The concept of ambient noise as “the new second-hand smoke,” and an increasing public-health problem, is gaining worldwide recognition. Two of the latest, significant illustrations:
1) “Ssssh: As cities surge, some seek a new aim - peace and quiet.“ This is a Reuters report, by Carey L. Biron and Adela Suliman, which includes our Washington-based initiative to phase out gas-powered leaf blowers, but covers developments around the world. For instance:
Efforts to slow the pace of city life range from the literal - with many cities pushing for lower speed limits on their roads - to the imaginative, such as looking for ways to promote mindfulness.
Many of them include a recognition of the rising importance of public spaces that are geared more toward quiet and contemplation than efficiency and technology.
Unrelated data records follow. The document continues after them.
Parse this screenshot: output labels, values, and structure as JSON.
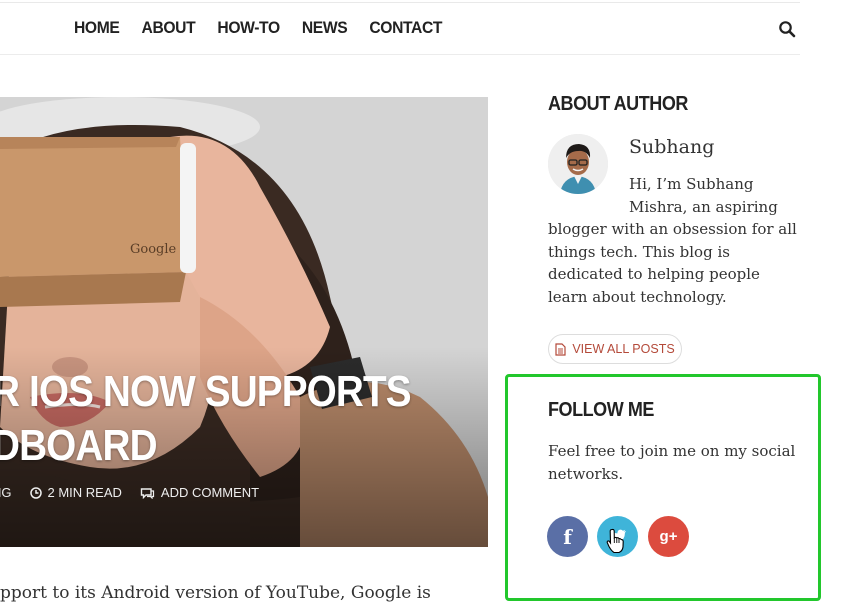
{
  "nav": {
    "items": [
      "HOME",
      "ABOUT",
      "HOW-TO",
      "NEWS",
      "CONTACT"
    ],
    "search_icon": "search-icon"
  },
  "hero": {
    "title_line1": "R IOS NOW SUPPORTS",
    "title_line2": "DBOARD",
    "meta_category": "NG",
    "read_time": "2 MIN READ",
    "comment": "ADD COMMENT",
    "brand_on_viewer": "Google"
  },
  "excerpt": "pport to its Android version of YouTube, Google is",
  "about": {
    "title": "ABOUT AUTHOR",
    "name": "Subhang",
    "bio_line1": "Hi, I’m Subhang",
    "bio_line2": "Mishra, an aspiring",
    "bio_rest": "blogger with an obsession for all things tech. This blog is dedicated to helping people learn about technology.",
    "view_all_label": "VIEW ALL POSTS"
  },
  "follow": {
    "title": "FOLLOW ME",
    "text": "Feel free to join me on my social networks.",
    "highlight_color": "#22c72c",
    "networks": [
      {
        "name": "facebook",
        "glyph": "f",
        "color": "#5a6fa6"
      },
      {
        "name": "twitter",
        "glyph": "",
        "color": "#3fb4d9"
      },
      {
        "name": "google-plus",
        "glyph": "g+",
        "color": "#dc4b3e"
      }
    ]
  }
}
Noise, for example, is the “new secondhand smoke”, according to the The Quiet Coalition, a program of Massachusetts-based non-profit., Quiet Communities, Inc.
“We’re in a noisier and noisier world,” said the group’s executive director, Jamie L. Banks. Finding ways to change that is “urgent”, she said.
The World Health Organization (WHO) has said the health risks of living in noisy cities can include hearing loss, cardiovascular disease and sleep disorders.
2) “Why Everything Is Getting Louder,” by Bianca Bosker, in the new issue of The Atlantic, also discussed mounting public-health challenges. For instance:
Scientists have known for decades that noise—even at the seemingly innocuous volume of car traffic—is bad for us. “Calling noise a nuisance is like calling smog an inconvenience,” former U.S. Surgeon General William Stewart said in 1978. In the years since, numerous studies have only underscored his assertion that noise “must be considered a hazard to the health of people everywhere.”
Say you’re trying to fall asleep. You may think you’ve tuned out the grumble of trucks downshifting outside, but your body has not: Your adrenal glands are pumping stress hormones, your blood pressure and heart rate are rising, your digestion is slowing down. Your brain continues to process sounds while you snooze, and your blood pressure spikes in response to clatter as low as 33 decibels—slightly louder than a purring cat….
Experts say your body does not adapt to noise. Large-scale studies show that if the din keeps up—over days, months, years—noise exposure increases your risk of high blood pressure, coronary heart disease, and heart attacks, as well as strokes, diabetes, dementia, and depression.
Both reports are well worth reading, and acting on.